Waterloo University

Effective September 1, 2021, all University of Waterloo visitors will be required to declare their vaccination status, and those that do not report being vaccinated must undergo regular COVID testing (University of Waterloo, 2021). The process to declare vaccination status will be mandatory for anyone coming on to campus. The University will require all visitors to provide an attestation that the information regarding their vaccination status is accurate and truthful. Those who are not vaccinated or choose not to answer will also be asked to provide an attestation that declares their consent to participate in the rapid antigen screening program (University of Waterloo, 2021).


Kalvapalle, R. (2021). U of t to require covid-19 vaccinations for students living in residence. University of Toronto News.

McMaster University. (2021, August 16). McMaster requires proof of vaccination and MANDATORY Vaccines: A letter from the president and Provost – Covid-19 (coronavirus). COVID.

University of Toronto. (2021). Your guide to FALL 2021 at U of T. Resources for students for fall 2021 | University of Toronto.

University of Waterloo. (2021, August 16). Mandatory vaccination and attestation. COVID-19 Information.

Western University. (2021). COVID-19 information for the campus community. COVID-19 Updates – Western University.

About the Author

Bairavie Piravakaran (she/her) is a second-year undergraduate at the University of Toronto Scarborough. As a Psychological & Health Sciences student, she values the importance of sharing credible information and making health resources more accessible to the public. Her interests in population health, research, and design are also reflected in her non-academic pursuits—she currently with the Young Leaders of Public Health and Medicine (YLPHM) as a Social Media Manager for the Scarborough Chapter and is a Health Promotion & Analytics Member at Critical Health Innovations Lab (CHIL). At EMPOWER Health, Bairavie works closely with the Marketing Team in order to plan and execute strategies that help inform the public about current health-related topics.

What ACTUALLY Goes Down During Frosh


It’s that time of the year again where Frosh Week is upon us.  Is Frosh Week like what you see in movies?  What REALLY goes down during Frosh?

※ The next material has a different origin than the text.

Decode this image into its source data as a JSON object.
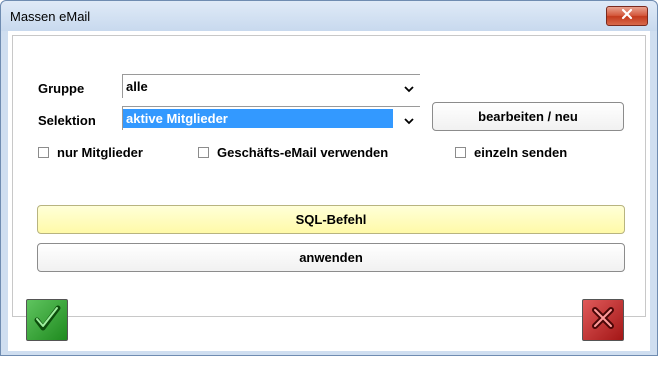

Here is a list of what you happens on University & College campuses during Frosh:

1. Expect to meet two groups of people:

1) The enthusiasts


 2) The “I ain’t about that life” people


The first group often attend all the frosh activities from 8am until 12am, then head to parties afterwards. The second group tend to participate less active during frosh and prefer to get to know the people and explore the campus on their own.

2. LOTS of ice breakers that don’t break the ice.


You’ll be asked about your major, favourite food/colour/ice cream/movie etc at any group activity you do. There might be some awkward silence that follows, but people start to warm up on their own soon after. Don’t be afraid to just strike a conversation, because everyone is just as eager to make friends as you.


3. LOTS of parties.


From frosh week until the first weeks of classes, you’ll probably be invited to various types of parties with a bunch of different people. Don’t feel pressured to attend all of them; frosh week is a time to make friends and enjoy yourself, so have fun!


4. A bunch of new contacts that you don’t remember and won’t call again.


Chances are, you won’t see 75% of the people you’ve spoken to during frosh again, but those 25% will become some of your best buddies.

5. Meeting people who will become your life long friends, and potentially partner.


Even if you didn’t make any lasting friendships during Frosh, don’t worry! You’re not alone! Frosh can be overwhelming for some and can be tiring to meet so many new faces each day. Making friends doesn’t stop with Frosh, but it continues in your classes and the clubs you decide to join. Be open to the experience, and have fun! 🙂

Whoever you are, and whatever you do, Frosh is the first taste of freedom for most freshmen, where you’re away from parents and can do whatever you want. It’s great to celebrate the freedom, but being inebriated is not a good look. Don’t know where the nearest after-hour clinic, pharmacy or ER is? Use to find this information. Have fun and party smart!